In a nine-day period, these celebrated figures gave public lectures:
“By the time I was 15, I knew I wanted to be in show business, but there was a problem: I had no gifts. But I had the element necessary to all early creativity — naiveté — that keeps you from knowing how unsuited you are for what you are about to do.”
Comedian, writer, and actor Steve Martin, who addressed a capacity audience Dec. 8 in McCosh 50. His lecture was titled “Stand Up: My Rise and Collapse.”
“In a democratic society, it’s unjust to have only 1 percent take the bullets for us. It’s not only unjust, but immoral.”
Tom Brokaw, broadcast journalist and author, who spoke on “The Time of Our Lives” Dec. 6 in Richardson Auditorium. Brokaw added that during the two longest wars in U.S. history, “nothing was asked of the rest of us ... if we so chose, we didn’t even have to think about those wars.”
“Usually, when I finish a book, there are four or five other books I’m thinking of. ... Sometimes those books in the back of my mind have been there for 10 or 12 years or more. I choose the next book because I know the most about the ending ... and I have to know the voice.”

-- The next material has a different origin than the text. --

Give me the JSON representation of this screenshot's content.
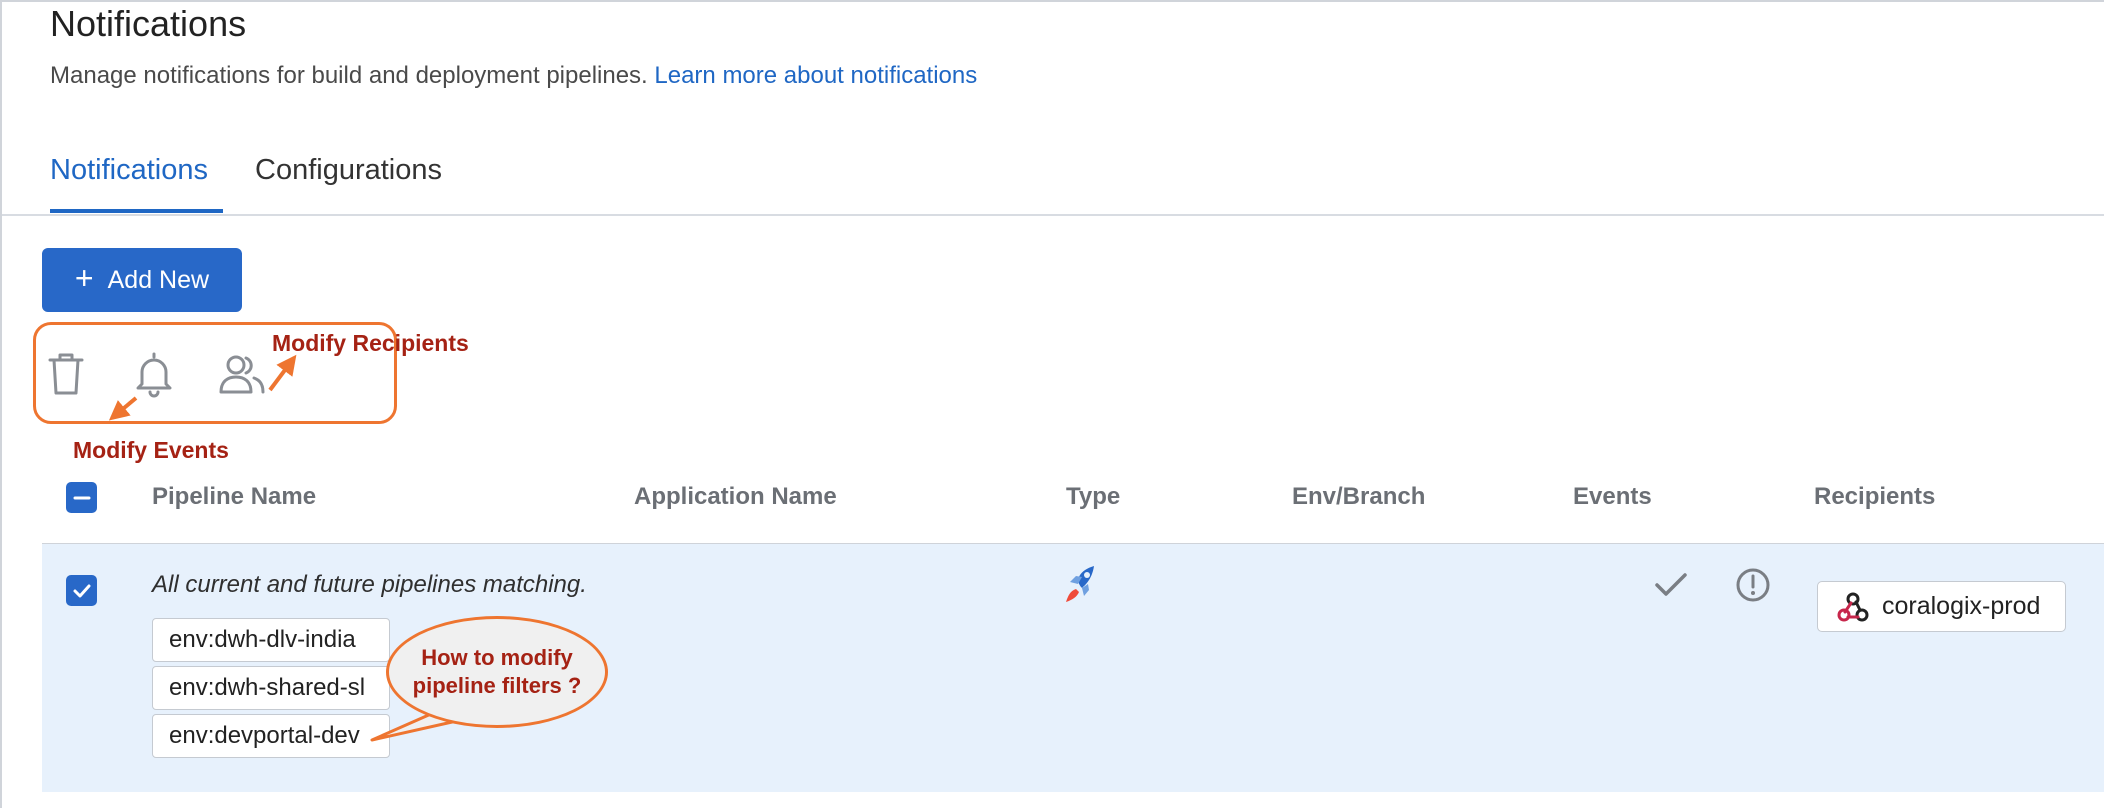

Novelist John Irving, speaking Nov. 30 in McCosh 50 about writing his new novel, In One Person, to be published later this year.